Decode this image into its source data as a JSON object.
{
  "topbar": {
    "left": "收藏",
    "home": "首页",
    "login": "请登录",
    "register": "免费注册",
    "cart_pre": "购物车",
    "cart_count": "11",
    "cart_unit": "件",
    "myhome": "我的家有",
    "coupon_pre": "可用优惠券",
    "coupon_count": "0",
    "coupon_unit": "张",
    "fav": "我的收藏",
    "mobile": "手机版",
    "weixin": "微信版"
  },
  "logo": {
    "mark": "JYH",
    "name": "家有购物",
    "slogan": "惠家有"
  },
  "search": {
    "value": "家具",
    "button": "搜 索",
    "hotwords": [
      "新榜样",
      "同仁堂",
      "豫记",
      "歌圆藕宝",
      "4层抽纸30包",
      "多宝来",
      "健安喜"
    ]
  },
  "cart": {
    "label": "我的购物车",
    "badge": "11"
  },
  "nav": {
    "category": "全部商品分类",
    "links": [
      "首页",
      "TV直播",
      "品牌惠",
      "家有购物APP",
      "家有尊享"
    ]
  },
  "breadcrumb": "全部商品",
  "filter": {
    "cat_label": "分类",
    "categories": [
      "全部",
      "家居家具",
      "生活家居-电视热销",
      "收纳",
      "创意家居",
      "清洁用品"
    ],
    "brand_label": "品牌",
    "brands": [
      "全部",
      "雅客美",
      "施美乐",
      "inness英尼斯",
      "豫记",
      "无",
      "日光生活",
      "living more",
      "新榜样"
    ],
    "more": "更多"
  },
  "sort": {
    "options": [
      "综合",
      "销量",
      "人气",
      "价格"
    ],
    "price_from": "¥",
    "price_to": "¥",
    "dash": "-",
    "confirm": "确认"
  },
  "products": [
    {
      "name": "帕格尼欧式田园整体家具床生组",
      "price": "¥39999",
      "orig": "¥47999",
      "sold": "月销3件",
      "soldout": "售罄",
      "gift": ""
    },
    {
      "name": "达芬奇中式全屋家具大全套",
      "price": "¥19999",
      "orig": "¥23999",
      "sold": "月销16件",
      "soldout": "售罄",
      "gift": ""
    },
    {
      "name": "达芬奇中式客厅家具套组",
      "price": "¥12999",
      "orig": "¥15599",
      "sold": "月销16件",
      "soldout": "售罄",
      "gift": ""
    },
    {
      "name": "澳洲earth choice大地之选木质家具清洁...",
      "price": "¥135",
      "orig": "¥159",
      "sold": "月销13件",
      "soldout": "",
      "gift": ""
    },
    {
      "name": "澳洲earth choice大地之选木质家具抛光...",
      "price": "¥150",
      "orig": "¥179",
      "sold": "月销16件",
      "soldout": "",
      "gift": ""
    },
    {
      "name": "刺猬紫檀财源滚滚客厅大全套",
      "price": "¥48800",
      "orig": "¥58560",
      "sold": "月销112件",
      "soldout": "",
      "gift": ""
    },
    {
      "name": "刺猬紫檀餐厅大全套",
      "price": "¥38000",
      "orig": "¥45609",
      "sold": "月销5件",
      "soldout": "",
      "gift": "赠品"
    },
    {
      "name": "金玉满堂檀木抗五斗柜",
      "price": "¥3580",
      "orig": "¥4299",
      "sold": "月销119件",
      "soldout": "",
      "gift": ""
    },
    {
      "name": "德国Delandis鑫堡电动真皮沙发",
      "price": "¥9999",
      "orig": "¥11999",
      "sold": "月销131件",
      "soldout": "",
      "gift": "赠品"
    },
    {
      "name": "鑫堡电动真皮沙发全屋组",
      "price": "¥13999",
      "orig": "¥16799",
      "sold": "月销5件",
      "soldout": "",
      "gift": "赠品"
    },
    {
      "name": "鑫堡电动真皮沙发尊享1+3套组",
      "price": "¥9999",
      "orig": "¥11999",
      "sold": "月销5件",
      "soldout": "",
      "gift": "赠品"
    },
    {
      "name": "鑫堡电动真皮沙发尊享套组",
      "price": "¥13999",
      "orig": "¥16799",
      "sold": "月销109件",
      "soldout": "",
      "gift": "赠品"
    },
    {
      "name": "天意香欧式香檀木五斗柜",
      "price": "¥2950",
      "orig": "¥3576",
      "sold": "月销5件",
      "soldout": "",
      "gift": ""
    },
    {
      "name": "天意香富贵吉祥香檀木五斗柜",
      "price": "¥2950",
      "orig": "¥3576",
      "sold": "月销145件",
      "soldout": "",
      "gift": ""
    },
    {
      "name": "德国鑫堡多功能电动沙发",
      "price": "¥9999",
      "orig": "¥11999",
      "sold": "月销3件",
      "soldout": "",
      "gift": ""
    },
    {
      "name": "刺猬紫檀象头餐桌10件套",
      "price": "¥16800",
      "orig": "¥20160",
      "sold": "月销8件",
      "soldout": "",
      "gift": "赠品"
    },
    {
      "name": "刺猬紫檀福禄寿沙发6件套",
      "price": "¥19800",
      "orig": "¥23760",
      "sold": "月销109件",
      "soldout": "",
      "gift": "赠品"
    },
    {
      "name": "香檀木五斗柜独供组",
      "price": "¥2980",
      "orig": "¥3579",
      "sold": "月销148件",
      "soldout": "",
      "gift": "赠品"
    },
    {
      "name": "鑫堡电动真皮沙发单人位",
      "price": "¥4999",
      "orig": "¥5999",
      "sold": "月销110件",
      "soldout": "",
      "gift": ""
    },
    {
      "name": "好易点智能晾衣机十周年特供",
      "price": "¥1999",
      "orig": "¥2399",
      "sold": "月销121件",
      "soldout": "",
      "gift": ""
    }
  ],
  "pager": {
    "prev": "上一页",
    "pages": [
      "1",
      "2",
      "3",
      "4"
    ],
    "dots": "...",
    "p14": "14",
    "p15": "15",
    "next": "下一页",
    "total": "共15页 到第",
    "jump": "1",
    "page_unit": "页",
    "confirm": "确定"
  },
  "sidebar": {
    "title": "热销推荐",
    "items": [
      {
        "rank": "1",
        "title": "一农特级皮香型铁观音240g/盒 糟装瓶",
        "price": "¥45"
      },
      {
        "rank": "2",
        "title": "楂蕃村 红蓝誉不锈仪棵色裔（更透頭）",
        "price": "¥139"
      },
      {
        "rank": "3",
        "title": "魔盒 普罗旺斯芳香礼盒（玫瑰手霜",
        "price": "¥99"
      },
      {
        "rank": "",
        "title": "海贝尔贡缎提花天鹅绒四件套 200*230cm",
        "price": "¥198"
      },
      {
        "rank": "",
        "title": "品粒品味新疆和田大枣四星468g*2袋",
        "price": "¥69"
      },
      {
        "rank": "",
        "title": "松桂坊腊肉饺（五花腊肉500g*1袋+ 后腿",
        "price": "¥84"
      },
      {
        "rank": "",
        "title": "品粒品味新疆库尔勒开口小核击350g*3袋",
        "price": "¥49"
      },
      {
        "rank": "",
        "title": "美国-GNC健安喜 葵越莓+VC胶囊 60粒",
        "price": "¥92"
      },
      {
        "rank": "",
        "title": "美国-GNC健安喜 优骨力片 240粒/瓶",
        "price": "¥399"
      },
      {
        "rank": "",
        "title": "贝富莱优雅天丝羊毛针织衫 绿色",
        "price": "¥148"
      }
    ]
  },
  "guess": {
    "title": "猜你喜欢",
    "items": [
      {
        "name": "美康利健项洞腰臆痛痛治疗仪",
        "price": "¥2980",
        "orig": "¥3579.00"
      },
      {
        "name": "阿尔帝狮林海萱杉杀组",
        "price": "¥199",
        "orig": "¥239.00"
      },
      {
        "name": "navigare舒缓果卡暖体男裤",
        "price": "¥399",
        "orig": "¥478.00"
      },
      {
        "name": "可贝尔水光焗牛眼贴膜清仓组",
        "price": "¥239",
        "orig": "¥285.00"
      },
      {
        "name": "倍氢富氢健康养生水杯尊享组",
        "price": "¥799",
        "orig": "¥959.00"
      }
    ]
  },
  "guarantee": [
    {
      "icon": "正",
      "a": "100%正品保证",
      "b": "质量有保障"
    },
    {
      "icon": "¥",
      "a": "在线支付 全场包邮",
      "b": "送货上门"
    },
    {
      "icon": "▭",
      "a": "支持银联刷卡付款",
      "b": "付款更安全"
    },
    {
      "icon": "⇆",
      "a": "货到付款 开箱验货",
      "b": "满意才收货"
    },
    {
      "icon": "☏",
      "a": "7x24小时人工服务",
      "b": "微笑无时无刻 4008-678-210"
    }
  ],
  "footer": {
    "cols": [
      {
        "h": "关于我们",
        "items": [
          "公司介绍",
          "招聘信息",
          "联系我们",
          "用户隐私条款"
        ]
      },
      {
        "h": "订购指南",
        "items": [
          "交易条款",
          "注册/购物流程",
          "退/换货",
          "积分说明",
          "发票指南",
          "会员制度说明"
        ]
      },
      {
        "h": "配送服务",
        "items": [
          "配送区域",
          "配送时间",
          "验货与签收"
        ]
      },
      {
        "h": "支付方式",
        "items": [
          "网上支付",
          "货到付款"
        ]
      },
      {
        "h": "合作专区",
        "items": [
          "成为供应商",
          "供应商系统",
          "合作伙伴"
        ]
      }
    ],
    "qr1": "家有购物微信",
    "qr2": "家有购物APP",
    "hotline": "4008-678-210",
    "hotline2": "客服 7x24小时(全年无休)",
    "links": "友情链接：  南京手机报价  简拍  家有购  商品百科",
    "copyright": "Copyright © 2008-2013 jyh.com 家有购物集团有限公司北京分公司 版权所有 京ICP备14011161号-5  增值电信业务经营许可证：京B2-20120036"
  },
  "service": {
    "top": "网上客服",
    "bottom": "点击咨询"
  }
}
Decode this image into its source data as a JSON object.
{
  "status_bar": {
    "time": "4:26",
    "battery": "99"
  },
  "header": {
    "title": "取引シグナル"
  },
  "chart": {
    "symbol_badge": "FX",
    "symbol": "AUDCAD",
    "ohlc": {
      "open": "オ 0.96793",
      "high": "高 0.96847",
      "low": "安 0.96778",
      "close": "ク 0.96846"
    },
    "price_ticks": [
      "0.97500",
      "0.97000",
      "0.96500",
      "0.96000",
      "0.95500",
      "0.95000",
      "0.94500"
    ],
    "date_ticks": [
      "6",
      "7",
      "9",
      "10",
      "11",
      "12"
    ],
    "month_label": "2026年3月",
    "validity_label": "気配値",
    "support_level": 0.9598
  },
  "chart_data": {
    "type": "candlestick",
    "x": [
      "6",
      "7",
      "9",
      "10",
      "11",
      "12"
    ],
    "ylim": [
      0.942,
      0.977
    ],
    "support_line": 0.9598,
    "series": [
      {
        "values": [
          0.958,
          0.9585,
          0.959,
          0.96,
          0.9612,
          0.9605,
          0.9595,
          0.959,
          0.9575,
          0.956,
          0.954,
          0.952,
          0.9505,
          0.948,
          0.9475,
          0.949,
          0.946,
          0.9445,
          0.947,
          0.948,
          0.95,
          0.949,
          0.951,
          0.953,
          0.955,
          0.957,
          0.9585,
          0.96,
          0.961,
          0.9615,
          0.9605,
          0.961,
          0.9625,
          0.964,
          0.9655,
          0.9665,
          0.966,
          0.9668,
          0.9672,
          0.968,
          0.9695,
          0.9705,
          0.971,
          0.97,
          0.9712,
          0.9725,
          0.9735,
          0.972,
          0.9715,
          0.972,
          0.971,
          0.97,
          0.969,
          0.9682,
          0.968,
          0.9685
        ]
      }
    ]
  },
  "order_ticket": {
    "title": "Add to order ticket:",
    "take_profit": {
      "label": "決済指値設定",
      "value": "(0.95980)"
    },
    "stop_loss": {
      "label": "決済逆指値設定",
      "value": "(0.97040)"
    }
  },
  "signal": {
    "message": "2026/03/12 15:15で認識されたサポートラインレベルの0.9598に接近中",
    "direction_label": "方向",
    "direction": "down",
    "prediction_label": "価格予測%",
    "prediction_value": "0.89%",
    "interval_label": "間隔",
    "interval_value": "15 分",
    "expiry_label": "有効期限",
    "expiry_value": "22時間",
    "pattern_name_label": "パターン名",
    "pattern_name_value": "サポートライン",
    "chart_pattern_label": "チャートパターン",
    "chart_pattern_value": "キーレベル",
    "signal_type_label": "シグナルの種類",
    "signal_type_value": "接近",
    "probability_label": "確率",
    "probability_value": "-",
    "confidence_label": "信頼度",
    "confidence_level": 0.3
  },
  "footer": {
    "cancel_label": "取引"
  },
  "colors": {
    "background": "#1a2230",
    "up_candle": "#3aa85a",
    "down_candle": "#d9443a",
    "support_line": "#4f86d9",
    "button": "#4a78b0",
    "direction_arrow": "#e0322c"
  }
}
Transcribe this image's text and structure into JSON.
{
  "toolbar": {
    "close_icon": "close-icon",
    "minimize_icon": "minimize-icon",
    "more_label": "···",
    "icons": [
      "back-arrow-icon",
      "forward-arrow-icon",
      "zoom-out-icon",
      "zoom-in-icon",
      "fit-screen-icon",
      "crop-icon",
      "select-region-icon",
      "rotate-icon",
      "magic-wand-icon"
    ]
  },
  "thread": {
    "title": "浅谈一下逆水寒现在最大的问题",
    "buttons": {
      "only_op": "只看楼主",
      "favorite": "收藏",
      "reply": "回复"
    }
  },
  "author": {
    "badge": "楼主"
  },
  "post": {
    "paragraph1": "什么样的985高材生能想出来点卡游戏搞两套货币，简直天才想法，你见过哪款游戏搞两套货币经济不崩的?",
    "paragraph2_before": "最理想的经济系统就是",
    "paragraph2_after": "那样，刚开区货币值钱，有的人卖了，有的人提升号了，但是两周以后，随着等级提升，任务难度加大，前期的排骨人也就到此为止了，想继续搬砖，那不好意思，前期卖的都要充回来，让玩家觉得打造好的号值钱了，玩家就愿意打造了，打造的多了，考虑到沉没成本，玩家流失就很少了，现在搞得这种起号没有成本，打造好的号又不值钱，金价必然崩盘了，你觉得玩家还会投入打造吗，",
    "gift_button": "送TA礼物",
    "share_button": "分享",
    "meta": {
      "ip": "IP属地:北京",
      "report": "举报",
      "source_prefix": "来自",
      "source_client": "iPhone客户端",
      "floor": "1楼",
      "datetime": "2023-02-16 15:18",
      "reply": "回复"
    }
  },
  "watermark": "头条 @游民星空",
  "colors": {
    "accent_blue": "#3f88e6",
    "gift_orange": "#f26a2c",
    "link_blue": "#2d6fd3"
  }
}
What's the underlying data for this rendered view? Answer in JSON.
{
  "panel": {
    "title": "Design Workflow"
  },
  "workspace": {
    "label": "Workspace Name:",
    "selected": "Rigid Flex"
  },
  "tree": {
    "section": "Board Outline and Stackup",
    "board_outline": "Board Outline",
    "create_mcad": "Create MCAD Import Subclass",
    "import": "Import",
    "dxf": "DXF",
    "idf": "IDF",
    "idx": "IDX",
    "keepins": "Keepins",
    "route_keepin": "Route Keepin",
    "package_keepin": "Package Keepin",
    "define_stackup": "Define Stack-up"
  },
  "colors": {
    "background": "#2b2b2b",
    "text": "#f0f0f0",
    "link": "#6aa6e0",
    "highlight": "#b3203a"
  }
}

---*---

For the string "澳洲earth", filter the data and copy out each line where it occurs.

      "name": "澳洲earth choice大地之选木质家具清洁...",
      "name": "澳洲earth choice大地之选木质家具抛光...",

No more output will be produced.